#### [Work instructions]
Return every record below exactly as given.

#### [Given records]
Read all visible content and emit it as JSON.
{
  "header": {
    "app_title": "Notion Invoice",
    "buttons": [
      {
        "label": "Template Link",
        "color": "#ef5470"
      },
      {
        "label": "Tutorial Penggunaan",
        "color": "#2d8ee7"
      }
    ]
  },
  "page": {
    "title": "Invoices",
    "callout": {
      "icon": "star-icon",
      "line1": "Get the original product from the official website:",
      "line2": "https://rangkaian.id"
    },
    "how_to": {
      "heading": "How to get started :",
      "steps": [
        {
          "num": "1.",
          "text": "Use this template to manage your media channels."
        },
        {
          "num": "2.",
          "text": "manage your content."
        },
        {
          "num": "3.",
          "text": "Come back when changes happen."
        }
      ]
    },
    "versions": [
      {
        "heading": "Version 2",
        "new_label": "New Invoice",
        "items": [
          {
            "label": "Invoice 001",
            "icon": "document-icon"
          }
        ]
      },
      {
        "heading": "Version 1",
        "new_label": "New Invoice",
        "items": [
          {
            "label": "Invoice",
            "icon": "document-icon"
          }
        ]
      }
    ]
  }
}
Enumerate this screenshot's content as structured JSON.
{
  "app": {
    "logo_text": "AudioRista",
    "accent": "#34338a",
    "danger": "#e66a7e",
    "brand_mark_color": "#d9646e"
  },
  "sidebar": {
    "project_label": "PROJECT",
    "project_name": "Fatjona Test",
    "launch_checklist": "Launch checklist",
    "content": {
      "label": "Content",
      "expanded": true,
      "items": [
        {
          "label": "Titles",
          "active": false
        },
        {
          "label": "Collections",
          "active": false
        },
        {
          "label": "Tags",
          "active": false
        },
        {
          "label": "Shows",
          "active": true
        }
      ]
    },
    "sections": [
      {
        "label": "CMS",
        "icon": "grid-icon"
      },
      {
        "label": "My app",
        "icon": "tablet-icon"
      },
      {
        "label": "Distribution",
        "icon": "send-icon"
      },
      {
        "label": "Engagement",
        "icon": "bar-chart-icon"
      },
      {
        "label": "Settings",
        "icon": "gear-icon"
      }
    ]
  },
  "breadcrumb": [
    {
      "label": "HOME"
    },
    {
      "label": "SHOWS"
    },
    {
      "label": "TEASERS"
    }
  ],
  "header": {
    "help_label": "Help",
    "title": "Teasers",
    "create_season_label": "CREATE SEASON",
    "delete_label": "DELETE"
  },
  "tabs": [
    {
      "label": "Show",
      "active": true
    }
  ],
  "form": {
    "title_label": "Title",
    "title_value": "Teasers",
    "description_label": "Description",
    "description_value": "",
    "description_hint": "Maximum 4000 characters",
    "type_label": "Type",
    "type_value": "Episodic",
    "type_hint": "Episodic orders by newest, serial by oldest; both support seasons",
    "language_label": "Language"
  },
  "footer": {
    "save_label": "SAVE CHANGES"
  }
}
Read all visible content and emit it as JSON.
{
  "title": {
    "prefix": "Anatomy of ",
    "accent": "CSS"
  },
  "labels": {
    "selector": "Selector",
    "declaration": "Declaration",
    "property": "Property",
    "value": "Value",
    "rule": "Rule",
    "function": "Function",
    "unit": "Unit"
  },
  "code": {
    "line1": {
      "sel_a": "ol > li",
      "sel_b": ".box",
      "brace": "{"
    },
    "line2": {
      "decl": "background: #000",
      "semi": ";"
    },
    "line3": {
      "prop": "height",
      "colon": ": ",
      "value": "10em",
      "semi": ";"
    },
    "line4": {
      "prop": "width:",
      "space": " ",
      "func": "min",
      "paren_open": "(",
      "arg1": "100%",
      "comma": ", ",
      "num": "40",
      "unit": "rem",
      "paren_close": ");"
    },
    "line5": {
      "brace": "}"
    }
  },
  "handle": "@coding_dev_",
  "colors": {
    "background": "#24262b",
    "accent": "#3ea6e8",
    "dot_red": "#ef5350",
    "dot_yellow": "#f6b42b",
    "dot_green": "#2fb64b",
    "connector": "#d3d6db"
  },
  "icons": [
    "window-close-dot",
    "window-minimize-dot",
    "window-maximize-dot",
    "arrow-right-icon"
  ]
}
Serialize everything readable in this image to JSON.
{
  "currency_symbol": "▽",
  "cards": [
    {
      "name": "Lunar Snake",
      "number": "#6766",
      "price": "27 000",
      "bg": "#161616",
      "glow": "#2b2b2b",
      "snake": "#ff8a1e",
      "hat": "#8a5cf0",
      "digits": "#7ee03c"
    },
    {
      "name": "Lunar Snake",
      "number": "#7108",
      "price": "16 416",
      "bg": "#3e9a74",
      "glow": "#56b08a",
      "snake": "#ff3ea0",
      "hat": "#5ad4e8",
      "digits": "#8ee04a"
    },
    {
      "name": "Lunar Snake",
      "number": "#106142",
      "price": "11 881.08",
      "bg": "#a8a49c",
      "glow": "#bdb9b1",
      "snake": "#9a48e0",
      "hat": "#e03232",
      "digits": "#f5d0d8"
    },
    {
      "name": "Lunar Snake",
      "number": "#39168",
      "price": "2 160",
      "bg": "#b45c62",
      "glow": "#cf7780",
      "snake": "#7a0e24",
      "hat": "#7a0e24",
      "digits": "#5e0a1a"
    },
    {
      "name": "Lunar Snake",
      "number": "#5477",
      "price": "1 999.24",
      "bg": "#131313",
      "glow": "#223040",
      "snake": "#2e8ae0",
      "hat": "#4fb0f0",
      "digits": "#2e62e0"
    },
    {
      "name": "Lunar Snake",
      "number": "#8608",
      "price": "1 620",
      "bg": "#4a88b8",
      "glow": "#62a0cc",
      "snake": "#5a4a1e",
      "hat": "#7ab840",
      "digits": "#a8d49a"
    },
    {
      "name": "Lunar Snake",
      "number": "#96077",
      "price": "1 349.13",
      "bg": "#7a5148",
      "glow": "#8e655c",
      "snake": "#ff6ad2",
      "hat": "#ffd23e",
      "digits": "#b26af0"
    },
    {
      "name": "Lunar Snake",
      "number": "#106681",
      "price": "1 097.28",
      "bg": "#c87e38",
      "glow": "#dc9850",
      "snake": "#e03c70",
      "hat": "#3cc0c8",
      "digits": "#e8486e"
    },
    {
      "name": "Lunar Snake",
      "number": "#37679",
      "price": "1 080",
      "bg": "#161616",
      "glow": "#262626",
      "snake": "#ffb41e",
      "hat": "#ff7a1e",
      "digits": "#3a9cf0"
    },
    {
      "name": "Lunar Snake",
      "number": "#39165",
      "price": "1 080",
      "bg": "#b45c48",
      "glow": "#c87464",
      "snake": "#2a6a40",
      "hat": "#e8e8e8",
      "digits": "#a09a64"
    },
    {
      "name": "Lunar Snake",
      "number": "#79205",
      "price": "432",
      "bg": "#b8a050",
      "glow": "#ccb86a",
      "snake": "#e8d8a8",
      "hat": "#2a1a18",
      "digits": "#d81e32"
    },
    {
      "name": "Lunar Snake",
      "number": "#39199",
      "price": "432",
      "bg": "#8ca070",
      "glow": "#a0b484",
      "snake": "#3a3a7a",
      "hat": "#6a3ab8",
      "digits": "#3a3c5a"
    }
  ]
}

#### [Reply to the task]
Read all visible content and emit it as JSON.
{
  "header": {
    "app_title": "Notion Invoice",
    "buttons": [
      {
        "label": "Template Link",
        "color": "#ef5470"
      },
      {
        "label": "Tutorial Penggunaan",
        "color": "#2d8ee7"
      }
    ]
  },
  "page": {
    "title": "Invoices",
    "callout": {
      "icon": "star-icon",
      "line1": "Get the original product from the official website:",
      "line2": "https://rangkaian.id"
    },
    "how_to": {
      "heading": "How to get started :",
      "steps": [
        {
          "num": "1.",
          "text": "Use this template to manage your media channels."
        },
        {
          "num": "2.",
          "text": "manage your content."
        },
        {
          "num": "3.",
          "text": "Come back when changes happen."
        }
      ]
    },
    "versions": [
      {
        "heading": "Version 2",
        "new_label": "New Invoice",
        "items": [
          {
            "label": "Invoice 001",
            "icon": "document-icon"
          }
        ]
      },
      {
        "heading": "Version 1",
        "new_label": "New Invoice",
        "items": [
          {
            "label": "Invoice",
            "icon": "document-icon"
          }
        ]
      }
    ]
  }
}
Enumerate this screenshot's content as structured JSON.
{
  "app": {
    "logo_text": "AudioRista",
    "accent": "#34338a",
    "danger": "#e66a7e",
    "brand_mark_color": "#d9646e"
  },
  "sidebar": {
    "project_label": "PROJECT",
    "project_name": "Fatjona Test",
    "launch_checklist": "Launch checklist",
    "content": {
      "label": "Content",
      "expanded": true,
      "items": [
        {
          "label": "Titles",
          "active": false
        },
        {
          "label": "Collections",
          "active": false
        },
        {
          "label": "Tags",
          "active": false
        },
        {
          "label": "Shows",
          "active": true
        }
      ]
    },
    "sections": [
      {
        "label": "CMS",
        "icon": "grid-icon"
      },
      {
        "label": "My app",
        "icon": "tablet-icon"
      },
      {
        "label": "Distribution",
        "icon": "send-icon"
      },
      {
        "label": "Engagement",
        "icon": "bar-chart-icon"
      },
      {
        "label": "Settings",
        "icon": "gear-icon"
      }
    ]
  },
  "breadcrumb": [
    {
      "label": "HOME"
    },
    {
      "label": "SHOWS"
    },
    {
      "label": "TEASERS"
    }
  ],
  "header": {
    "help_label": "Help",
    "title": "Teasers",
    "create_season_label": "CREATE SEASON",
    "delete_label": "DELETE"
  },
  "tabs": [
    {
      "label": "Show",
      "active": true
    }
  ],
  "form": {
    "title_label": "Title",
    "title_value": "Teasers",
    "description_label": "Description",
    "description_value": "",
    "description_hint": "Maximum 4000 characters",
    "type_label": "Type",
    "type_value": "Episodic",
    "type_hint": "Episodic orders by newest, serial by oldest; both support seasons",
    "language_label": "Language"
  },
  "footer": {
    "save_label": "SAVE CHANGES"
  }
}
Read all visible content and emit it as JSON.
{
  "title": {
    "prefix": "Anatomy of ",
    "accent": "CSS"
  },
  "labels": {
    "selector": "Selector",
    "declaration": "Declaration",
    "property": "Property",
    "value": "Value",
    "rule": "Rule",
    "function": "Function",
    "unit": "Unit"
  },
  "code": {
    "line1": {
      "sel_a": "ol > li",
      "sel_b": ".box",
      "brace": "{"
    },
    "line2": {
      "decl": "background: #000",
      "semi": ";"
    },
    "line3": {
      "prop": "height",
      "colon": ": ",
      "value": "10em",
      "semi": ";"
    },
    "line4": {
      "prop": "width:",
      "space": " ",
      "func": "min",
      "paren_open": "(",
      "arg1": "100%",
      "comma": ", ",
      "num": "40",
      "unit": "rem",
      "paren_close": ");"
    },
    "line5": {
      "brace": "}"
    }
  },
  "handle": "@coding_dev_",
  "colors": {
    "background": "#24262b",
    "accent": "#3ea6e8",
    "dot_red": "#ef5350",
    "dot_yellow": "#f6b42b",
    "dot_green": "#2fb64b",
    "connector": "#d3d6db"
  },
  "icons": [
    "window-close-dot",
    "window-minimize-dot",
    "window-maximize-dot",
    "arrow-right-icon"
  ]
}
Serialize everything readable in this image to JSON.
{
  "currency_symbol": "▽",
  "cards": [
    {
      "name": "Lunar Snake",
      "number": "#6766",
      "price": "27 000",
      "bg": "#161616",
      "glow": "#2b2b2b",
      "snake": "#ff8a1e",
      "hat": "#8a5cf0",
      "digits": "#7ee03c"
    },
    {
      "name": "Lunar Snake",
      "number": "#7108",
      "price": "16 416",
      "bg": "#3e9a74",
      "glow": "#56b08a",
      "snake": "#ff3ea0",
      "hat": "#5ad4e8",
      "digits": "#8ee04a"
    },
    {
      "name": "Lunar Snake",
      "number": "#106142",
      "price": "11 881.08",
      "bg": "#a8a49c",
      "glow": "#bdb9b1",
      "snake": "#9a48e0",
      "hat": "#e03232",
      "digits": "#f5d0d8"
    },
    {
      "name": "Lunar Snake",
      "number": "#39168",
      "price": "2 160",
      "bg": "#b45c62",
      "glow": "#cf7780",
      "snake": "#7a0e24",
      "hat": "#7a0e24",
      "digits": "#5e0a1a"
    },
    {
      "name": "Lunar Snake",
      "number": "#5477",
      "price": "1 999.24",
      "bg": "#131313",
      "glow": "#223040",
      "snake": "#2e8ae0",
      "hat": "#4fb0f0",
      "digits": "#2e62e0"
    },
    {
      "name": "Lunar Snake",
      "number": "#8608",
      "price": "1 620",
      "bg": "#4a88b8",
      "glow": "#62a0cc",
      "snake": "#5a4a1e",
      "hat": "#7ab840",
      "digits": "#a8d49a"
    },
    {
      "name": "Lunar Snake",
      "number": "#96077",
      "price": "1 349.13",
      "bg": "#7a5148",
      "glow": "#8e655c",
      "snake": "#ff6ad2",
      "hat": "#ffd23e",
      "digits": "#b26af0"
    },
    {
      "name": "Lunar Snake",
      "number": "#106681",
      "price": "1 097.28",
      "bg": "#c87e38",
      "glow": "#dc9850",
      "snake": "#e03c70",
      "hat": "#3cc0c8",
      "digits": "#e8486e"
    },
    {
      "name": "Lunar Snake",
      "number": "#37679",
      "price": "1 080",
      "bg": "#161616",
      "glow": "#262626",
      "snake": "#ffb41e",
      "hat": "#ff7a1e",
      "digits": "#3a9cf0"
    },
    {
      "name": "Lunar Snake",
      "number": "#39165",
      "price": "1 080",
      "bg": "#b45c48",
      "glow": "#c87464",
      "snake": "#2a6a40",
      "hat": "#e8e8e8",
      "digits": "#a09a64"
    },
    {
      "name": "Lunar Snake",
      "number": "#79205",
      "price": "432",
      "bg": "#b8a050",
      "glow": "#ccb86a",
      "snake": "#e8d8a8",
      "hat": "#2a1a18",
      "digits": "#d81e32"
    },
    {
      "name": "Lunar Snake",
      "number": "#39199",
      "price": "432",
      "bg": "#8ca070",
      "glow": "#a0b484",
      "snake": "#3a3a7a",
      "hat": "#6a3ab8",
      "digits": "#3a3c5a"
    }
  ]
}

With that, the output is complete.